Celebrating Living and Growing, August 13-19
It’s National Allotments Week and sites across the country are opening their gates and holding open days to encourage more people to grow their own.
Backed by the National Allotment Society (NAS), the aim is to share the joy of gardening and communal endeavour to encourage everyone to grow food in their own gardens, balconies and backyards – and eventually take on an allotment.
There are open days during August along with barbecues, exhibitions, produce stalls, music and even chicken poo bingo on sites across the country. Click here to view a list and find an event near you.
Renting an allotment means you can grow crops like potatoes, onions, sweetcorn in quantity but as I’m always banging on about it, you can grow food in small spaces, or as part of an ornamental garden.
Grow decorative veg in the garden
Runner and French beans have white, red, purple and yellow flowers and as they grow vertically, don’t take up much ground space.
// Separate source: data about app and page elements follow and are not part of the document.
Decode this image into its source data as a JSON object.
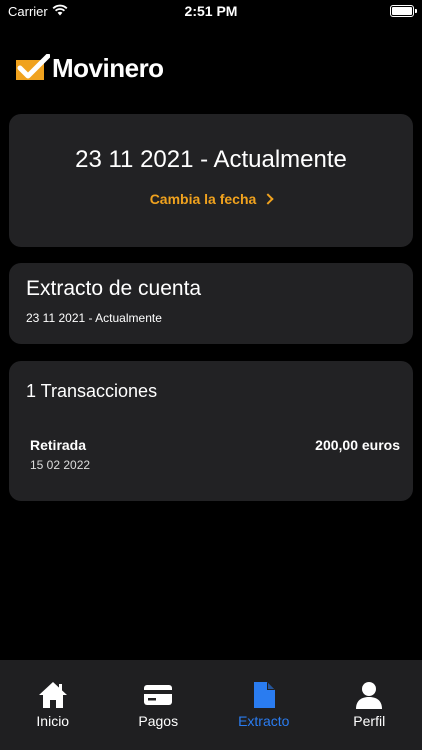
{
  "status_bar": {
    "carrier": "Carrier",
    "time": "2:51 PM"
  },
  "brand": {
    "name": "Movinero",
    "accent": "#f0a21e"
  },
  "date_card": {
    "range": "23 11 2021 - Actualmente",
    "change_label": "Cambia la fecha"
  },
  "statement": {
    "title": "Extracto de cuenta",
    "range": "23 11 2021 - Actualmente"
  },
  "transactions": {
    "title": "1 Transacciones",
    "items": [
      {
        "label": "Retirada",
        "date": "15 02 2022",
        "amount": "200,00 euros"
      }
    ]
  },
  "tabs": [
    {
      "label": "Inicio",
      "icon": "home-icon"
    },
    {
      "label": "Pagos",
      "icon": "card-icon"
    },
    {
      "label": "Extracto",
      "icon": "document-icon",
      "active": true
    },
    {
      "label": "Perfil",
      "icon": "person-icon"
    }
  ],
  "colors": {
    "active_tab": "#2a7cf0",
    "card_bg": "#222224",
    "tabbar_bg": "#1f1f21"
  }
}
Most salad ingredients are easy to grow in pots, especially cut-and-come-again lettuce, which needs a semi-shady spot in summer.
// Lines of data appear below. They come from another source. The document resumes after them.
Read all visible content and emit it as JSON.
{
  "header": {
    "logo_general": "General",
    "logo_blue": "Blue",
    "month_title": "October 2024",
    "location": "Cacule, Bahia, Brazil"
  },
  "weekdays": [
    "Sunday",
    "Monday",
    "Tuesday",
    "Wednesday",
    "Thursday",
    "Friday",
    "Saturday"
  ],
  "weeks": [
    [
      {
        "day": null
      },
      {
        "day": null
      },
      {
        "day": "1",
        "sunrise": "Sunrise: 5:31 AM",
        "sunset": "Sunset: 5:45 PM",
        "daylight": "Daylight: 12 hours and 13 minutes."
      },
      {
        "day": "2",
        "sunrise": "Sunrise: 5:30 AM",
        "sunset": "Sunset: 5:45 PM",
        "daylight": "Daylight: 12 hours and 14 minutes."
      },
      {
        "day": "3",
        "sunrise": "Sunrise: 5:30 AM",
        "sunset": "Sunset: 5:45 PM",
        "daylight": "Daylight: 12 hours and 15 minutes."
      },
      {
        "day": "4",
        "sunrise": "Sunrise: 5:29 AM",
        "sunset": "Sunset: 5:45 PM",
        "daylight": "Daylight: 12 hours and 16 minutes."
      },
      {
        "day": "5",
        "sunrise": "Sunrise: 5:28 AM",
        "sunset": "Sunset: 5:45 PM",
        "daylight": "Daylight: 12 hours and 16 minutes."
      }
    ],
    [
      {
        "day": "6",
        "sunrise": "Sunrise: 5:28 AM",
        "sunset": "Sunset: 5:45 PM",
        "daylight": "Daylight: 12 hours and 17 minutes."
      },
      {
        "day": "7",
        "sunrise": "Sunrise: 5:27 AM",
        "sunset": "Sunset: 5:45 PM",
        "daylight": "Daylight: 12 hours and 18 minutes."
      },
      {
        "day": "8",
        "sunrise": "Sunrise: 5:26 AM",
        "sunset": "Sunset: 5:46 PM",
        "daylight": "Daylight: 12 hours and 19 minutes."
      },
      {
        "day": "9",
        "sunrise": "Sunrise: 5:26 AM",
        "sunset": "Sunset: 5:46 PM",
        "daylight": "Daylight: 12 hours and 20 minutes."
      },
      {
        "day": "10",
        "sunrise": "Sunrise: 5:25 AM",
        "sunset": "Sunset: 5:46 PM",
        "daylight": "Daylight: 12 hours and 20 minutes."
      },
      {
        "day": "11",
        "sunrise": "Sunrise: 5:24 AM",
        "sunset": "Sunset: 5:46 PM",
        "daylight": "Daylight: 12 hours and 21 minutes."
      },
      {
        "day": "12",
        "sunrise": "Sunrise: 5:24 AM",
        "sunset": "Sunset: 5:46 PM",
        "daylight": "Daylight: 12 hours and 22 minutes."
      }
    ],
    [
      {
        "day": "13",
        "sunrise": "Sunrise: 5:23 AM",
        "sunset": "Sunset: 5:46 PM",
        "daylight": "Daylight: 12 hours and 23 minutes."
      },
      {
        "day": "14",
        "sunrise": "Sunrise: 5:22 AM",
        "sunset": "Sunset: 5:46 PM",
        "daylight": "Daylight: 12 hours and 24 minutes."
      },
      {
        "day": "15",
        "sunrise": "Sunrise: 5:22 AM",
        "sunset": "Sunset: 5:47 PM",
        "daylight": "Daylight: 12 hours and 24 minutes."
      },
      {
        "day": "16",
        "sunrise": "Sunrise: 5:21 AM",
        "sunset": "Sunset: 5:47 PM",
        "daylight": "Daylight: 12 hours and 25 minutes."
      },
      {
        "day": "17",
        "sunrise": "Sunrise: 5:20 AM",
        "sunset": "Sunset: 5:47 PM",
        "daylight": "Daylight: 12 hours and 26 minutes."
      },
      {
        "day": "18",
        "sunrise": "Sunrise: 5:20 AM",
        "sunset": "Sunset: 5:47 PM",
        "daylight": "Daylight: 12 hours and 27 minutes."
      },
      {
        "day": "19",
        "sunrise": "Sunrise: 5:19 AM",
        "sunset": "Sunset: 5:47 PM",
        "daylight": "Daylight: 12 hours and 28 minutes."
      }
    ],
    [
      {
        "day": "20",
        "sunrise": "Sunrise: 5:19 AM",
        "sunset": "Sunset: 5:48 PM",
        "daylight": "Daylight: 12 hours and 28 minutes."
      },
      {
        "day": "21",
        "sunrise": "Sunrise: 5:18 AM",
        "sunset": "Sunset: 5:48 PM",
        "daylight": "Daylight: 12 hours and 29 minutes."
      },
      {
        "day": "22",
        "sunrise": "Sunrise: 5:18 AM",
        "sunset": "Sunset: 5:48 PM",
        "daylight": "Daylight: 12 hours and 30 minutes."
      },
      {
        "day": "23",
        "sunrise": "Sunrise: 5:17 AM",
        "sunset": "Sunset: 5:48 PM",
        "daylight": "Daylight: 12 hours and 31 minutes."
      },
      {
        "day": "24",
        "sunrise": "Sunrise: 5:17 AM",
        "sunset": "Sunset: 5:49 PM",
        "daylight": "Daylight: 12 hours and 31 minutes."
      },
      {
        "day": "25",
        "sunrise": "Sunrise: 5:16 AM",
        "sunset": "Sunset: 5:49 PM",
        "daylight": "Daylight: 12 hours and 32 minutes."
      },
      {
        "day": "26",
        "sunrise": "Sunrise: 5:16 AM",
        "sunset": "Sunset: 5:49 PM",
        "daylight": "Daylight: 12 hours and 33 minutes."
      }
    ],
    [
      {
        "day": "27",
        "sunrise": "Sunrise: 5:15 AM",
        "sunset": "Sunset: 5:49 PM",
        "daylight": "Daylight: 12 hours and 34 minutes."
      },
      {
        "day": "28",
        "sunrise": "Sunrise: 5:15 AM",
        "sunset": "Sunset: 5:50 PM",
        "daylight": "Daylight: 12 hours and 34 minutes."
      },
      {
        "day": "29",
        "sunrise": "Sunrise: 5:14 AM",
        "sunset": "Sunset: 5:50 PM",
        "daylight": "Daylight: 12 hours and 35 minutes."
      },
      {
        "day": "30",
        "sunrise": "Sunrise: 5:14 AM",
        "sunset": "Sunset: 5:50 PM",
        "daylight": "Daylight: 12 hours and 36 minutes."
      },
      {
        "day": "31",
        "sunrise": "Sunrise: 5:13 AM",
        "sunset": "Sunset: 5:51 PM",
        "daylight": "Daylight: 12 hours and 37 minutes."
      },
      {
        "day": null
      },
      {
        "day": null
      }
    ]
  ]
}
Culinary herbs can be grown in pots by the door and rosemary or lavender can make a low hedge.
Strawberries look attractive and produce fruit in a hanging basket or trough if kept well-watered.
Small fruit trees in pots
Small fruit trees on dwarfing rootstock are a productive and pretty addition to any garden and, if kept in pots, can be transferred to an allotment.
National Allotments Week started in 2002 as a way of raising awareness of allotments and the role they play in helping people to live healthier lifestyles, grow their own food, develop friendships and bolster communities.
The NAS aims to protect, promote and preserve allotments and this is what you can do to help:
Measures to protect allotments
- Allotment associations: protect your site, register as a community asset.
- Allotment federations: keep allotments in the public eye, make sure they are mentioned in the Local Plan and lobby your councillors and MPs.
- Councils: preserve and value your allotment service – it has the potential to deliver some of your public health targets.
- Plot holders: join the National Allotment Society and support your regional network to promote the movement.
- Aspiring plot-holders: do not be put off by the thought of a long wait – sign up for a plot now; without waiting lists, allotment authorities cannot assess demand.
For more information, visit https://www.nsalg.org.uk/news-events-campaigns/national-allotments-week/.